Dataset rows describing interfaces:
● ● ● ● ●

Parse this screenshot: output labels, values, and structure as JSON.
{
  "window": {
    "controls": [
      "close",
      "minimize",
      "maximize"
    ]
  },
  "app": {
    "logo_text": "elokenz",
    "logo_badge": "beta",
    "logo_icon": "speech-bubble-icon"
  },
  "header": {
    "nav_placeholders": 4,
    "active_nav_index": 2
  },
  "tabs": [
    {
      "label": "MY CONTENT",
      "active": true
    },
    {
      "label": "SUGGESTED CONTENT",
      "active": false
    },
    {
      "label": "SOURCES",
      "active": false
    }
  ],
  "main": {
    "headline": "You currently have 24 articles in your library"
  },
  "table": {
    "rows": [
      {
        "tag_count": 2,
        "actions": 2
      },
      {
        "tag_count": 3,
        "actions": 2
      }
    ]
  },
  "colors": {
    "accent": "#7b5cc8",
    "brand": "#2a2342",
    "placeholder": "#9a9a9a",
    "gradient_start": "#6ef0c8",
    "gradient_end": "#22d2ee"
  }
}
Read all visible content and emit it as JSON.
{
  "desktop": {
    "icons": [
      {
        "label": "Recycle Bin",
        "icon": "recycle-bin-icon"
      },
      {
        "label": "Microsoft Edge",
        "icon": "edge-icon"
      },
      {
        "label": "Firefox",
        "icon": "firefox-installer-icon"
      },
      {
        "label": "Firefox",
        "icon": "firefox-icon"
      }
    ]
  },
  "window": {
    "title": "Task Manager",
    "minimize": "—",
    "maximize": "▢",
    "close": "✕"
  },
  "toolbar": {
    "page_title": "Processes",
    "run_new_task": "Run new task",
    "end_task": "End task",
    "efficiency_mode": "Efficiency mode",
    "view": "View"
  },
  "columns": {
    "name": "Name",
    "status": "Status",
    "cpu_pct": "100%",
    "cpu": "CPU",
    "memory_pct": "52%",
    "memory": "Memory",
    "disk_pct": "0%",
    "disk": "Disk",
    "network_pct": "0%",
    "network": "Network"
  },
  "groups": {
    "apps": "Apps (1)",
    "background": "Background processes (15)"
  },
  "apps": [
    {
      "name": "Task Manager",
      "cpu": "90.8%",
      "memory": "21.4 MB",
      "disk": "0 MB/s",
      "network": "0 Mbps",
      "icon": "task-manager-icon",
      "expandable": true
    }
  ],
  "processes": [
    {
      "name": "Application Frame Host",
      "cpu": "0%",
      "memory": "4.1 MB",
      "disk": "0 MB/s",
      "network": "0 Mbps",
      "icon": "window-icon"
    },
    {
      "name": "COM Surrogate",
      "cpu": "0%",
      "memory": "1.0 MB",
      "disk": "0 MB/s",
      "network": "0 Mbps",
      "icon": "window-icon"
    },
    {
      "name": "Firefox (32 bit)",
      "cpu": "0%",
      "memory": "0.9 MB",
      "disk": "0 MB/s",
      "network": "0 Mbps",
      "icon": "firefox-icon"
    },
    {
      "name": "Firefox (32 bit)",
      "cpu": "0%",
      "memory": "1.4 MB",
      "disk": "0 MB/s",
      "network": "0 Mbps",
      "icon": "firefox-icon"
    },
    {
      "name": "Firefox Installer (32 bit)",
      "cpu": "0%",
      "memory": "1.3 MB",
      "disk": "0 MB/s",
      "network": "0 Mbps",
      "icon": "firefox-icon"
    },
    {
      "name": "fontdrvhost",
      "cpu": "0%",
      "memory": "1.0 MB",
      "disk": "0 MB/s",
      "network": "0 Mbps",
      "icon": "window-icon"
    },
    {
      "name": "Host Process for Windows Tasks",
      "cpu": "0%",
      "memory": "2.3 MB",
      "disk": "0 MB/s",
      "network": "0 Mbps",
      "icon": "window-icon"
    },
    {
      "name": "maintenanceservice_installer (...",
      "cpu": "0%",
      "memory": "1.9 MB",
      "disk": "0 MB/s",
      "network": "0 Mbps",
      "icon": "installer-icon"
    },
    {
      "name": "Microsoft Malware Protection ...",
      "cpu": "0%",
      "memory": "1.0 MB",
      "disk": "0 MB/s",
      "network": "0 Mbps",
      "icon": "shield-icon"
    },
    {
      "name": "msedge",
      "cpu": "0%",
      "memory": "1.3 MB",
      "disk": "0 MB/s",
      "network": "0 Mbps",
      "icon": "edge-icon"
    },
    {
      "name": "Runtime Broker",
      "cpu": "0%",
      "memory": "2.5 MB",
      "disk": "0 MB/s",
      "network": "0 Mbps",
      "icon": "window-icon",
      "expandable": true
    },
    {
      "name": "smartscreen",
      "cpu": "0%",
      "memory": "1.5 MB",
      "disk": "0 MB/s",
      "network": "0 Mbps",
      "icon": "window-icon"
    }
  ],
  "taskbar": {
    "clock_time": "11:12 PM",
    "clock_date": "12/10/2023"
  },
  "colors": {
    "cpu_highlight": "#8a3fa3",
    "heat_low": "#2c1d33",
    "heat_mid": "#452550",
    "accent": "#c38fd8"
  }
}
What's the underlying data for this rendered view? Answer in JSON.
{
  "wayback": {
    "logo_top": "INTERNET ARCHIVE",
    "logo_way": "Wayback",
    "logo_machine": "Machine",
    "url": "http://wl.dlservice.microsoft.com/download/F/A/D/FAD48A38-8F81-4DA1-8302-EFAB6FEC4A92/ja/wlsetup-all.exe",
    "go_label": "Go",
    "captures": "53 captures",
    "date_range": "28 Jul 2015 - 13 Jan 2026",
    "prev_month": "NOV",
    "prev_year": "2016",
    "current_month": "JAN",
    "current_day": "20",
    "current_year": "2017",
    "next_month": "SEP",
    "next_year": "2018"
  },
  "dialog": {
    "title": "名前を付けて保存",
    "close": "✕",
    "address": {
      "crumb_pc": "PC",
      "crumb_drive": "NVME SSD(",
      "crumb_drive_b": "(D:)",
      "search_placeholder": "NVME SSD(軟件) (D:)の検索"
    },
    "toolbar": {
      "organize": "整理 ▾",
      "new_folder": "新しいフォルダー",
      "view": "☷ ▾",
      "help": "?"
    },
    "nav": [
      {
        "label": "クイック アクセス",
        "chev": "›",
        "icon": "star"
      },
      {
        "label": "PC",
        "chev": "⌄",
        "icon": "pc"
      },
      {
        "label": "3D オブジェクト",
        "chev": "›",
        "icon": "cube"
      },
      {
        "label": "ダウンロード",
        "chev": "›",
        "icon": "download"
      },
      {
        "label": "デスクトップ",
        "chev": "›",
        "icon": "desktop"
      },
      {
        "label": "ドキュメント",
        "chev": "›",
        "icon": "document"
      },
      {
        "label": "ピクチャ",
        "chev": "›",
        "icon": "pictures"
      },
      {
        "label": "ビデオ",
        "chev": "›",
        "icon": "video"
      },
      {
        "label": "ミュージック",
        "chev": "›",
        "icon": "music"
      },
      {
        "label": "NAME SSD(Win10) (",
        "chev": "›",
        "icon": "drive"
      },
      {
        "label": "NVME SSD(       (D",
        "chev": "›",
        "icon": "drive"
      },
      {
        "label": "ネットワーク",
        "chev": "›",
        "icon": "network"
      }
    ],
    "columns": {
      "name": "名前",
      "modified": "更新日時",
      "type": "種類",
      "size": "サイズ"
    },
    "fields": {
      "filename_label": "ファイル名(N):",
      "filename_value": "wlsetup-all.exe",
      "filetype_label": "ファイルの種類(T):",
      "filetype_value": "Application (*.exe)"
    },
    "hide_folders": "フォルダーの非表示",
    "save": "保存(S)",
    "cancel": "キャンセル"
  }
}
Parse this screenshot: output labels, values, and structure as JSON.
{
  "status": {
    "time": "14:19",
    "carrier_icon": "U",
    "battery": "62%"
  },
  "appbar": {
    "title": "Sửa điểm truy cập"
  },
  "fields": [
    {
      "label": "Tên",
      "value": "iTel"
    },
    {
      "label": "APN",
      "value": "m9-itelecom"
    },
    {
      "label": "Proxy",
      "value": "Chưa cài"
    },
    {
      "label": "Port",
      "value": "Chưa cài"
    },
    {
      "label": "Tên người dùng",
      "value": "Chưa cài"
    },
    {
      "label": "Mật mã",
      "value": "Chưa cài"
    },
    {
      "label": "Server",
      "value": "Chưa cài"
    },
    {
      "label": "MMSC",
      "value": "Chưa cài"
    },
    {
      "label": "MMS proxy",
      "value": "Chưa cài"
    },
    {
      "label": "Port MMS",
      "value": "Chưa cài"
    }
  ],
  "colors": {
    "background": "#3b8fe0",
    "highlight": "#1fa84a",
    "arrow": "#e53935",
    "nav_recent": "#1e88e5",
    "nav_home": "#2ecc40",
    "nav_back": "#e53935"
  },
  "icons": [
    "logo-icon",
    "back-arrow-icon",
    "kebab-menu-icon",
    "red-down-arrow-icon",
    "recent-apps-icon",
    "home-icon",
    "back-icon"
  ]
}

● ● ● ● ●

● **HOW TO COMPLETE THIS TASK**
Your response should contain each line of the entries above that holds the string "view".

● **WRITTEN RESPONSE**
    "view": "View"
What's the underlying data for this rendered view? Answer in JSON.
      "view": "☷ ▾",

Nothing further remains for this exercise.